Element data from apps and pages:
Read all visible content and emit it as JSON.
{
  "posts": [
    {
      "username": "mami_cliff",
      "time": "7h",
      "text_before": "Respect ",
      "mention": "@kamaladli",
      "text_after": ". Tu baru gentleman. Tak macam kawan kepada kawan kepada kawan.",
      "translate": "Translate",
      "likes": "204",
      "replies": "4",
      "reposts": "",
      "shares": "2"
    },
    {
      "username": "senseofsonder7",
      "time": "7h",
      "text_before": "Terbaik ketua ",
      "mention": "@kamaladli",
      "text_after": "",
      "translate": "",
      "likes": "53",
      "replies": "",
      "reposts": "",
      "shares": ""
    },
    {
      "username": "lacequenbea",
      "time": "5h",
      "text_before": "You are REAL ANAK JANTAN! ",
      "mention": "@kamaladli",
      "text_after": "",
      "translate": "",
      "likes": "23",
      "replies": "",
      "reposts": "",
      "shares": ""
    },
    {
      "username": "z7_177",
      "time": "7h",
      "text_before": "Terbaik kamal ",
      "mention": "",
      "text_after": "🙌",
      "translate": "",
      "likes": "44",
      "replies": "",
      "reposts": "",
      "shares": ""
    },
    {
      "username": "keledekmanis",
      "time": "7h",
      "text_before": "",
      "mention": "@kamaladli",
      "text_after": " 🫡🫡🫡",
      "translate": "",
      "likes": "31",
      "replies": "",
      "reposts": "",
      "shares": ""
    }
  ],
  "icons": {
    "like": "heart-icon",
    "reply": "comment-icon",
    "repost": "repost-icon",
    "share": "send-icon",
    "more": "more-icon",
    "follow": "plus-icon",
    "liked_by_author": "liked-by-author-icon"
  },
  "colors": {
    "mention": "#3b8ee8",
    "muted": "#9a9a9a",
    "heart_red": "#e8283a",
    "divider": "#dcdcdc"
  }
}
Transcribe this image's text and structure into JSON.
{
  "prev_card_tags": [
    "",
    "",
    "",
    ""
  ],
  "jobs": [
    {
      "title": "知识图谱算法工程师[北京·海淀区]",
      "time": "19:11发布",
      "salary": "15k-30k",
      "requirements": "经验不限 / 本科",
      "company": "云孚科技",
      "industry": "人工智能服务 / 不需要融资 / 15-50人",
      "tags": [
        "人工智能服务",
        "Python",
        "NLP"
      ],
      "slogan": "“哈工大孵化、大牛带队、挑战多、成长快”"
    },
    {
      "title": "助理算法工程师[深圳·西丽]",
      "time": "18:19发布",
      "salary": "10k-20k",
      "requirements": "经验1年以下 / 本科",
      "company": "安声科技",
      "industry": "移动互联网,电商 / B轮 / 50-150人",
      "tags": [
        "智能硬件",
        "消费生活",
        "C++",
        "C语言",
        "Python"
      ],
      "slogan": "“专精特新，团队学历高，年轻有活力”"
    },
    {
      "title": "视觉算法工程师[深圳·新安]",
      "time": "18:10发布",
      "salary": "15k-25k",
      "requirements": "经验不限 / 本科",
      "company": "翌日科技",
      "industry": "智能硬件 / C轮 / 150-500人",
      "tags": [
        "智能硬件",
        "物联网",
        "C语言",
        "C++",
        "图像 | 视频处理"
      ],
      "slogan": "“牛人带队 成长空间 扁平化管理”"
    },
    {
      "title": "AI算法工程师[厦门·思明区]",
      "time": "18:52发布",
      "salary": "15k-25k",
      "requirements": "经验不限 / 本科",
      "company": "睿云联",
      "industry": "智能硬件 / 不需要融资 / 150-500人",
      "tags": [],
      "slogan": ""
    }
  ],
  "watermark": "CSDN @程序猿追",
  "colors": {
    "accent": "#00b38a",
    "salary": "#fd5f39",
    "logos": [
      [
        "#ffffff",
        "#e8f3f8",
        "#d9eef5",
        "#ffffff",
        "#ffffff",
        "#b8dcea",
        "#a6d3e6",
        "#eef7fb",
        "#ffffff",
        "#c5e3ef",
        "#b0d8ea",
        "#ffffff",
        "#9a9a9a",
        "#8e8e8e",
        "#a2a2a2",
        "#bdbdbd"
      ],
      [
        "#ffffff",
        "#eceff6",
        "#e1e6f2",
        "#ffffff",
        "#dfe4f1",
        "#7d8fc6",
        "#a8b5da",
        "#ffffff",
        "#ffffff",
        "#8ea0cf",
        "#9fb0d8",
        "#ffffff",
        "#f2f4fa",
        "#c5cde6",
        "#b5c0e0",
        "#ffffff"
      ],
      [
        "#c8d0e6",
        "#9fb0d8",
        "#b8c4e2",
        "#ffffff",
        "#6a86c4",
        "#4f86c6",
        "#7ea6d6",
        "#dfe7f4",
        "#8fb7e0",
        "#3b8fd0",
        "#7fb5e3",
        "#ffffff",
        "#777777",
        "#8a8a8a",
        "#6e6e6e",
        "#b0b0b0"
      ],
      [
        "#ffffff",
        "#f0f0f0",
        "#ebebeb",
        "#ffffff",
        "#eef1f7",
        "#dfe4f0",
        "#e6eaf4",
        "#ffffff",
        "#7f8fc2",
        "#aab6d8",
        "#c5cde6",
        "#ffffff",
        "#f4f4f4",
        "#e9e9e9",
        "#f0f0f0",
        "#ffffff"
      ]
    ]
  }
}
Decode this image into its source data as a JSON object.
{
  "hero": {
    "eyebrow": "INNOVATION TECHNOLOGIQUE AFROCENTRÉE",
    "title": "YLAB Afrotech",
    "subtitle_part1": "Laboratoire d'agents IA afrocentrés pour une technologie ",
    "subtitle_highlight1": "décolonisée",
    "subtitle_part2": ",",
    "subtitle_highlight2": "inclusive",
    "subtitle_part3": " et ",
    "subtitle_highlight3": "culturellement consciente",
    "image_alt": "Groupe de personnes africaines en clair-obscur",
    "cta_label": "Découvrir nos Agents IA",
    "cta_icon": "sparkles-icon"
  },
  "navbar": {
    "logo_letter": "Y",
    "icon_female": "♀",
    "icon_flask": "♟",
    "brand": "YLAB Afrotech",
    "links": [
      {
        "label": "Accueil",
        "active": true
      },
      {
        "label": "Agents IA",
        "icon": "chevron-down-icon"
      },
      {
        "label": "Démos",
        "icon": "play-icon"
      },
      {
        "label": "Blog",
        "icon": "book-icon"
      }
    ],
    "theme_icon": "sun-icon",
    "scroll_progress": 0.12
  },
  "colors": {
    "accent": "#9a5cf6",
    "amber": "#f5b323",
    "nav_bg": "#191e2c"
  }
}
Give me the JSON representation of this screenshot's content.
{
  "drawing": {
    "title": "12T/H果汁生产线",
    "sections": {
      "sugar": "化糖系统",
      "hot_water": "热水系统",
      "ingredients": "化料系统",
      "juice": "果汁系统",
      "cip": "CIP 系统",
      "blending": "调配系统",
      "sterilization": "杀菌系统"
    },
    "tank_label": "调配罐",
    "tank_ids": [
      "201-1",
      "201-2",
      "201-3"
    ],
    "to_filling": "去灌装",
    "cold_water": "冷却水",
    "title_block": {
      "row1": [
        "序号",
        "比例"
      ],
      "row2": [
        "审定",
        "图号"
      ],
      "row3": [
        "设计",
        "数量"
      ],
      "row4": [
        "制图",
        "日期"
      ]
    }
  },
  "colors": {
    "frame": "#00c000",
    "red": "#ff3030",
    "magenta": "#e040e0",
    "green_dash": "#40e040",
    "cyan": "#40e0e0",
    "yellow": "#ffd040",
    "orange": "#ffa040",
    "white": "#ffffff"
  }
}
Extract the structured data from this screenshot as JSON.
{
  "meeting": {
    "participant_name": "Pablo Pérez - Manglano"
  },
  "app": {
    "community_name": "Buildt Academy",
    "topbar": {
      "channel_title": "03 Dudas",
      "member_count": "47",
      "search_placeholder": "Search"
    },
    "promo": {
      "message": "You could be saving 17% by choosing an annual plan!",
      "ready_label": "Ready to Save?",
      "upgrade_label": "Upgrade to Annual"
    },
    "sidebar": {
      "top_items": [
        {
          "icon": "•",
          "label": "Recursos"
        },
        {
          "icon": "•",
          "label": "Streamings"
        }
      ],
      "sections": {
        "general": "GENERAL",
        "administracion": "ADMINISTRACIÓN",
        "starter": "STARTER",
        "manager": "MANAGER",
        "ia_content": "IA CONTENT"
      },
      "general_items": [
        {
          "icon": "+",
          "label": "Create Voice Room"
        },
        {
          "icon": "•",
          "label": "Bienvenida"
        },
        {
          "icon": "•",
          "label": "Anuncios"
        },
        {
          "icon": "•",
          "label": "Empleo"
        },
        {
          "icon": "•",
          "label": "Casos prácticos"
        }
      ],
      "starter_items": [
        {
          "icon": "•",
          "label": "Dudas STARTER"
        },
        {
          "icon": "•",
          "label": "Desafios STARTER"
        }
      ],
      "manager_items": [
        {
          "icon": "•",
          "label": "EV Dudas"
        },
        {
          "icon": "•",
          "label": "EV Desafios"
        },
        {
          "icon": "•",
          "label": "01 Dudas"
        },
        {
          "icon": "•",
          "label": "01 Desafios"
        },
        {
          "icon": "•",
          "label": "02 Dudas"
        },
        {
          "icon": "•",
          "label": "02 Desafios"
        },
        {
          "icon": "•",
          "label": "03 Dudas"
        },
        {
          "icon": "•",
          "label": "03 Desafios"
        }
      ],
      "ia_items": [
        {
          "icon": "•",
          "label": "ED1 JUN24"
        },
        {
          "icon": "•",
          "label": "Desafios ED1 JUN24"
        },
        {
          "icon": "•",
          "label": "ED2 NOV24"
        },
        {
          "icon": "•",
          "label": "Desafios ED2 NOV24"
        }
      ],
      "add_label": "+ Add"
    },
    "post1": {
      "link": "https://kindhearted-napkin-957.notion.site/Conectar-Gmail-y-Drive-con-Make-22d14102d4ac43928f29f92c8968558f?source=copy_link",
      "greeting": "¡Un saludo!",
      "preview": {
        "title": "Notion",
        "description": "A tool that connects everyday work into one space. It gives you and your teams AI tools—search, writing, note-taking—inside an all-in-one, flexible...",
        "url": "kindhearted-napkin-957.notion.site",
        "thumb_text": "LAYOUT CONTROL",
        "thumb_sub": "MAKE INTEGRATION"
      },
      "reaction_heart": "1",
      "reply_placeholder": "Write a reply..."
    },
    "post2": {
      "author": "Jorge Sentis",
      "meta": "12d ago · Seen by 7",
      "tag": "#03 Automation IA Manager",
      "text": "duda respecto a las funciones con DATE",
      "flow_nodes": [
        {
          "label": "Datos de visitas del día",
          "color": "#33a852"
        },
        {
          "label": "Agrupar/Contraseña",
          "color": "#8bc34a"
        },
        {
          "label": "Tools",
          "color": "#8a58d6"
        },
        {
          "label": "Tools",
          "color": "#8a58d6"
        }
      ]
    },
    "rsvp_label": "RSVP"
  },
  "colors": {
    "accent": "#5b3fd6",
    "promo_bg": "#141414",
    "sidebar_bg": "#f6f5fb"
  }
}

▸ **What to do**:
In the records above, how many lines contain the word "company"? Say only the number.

▸ **Your response**:
4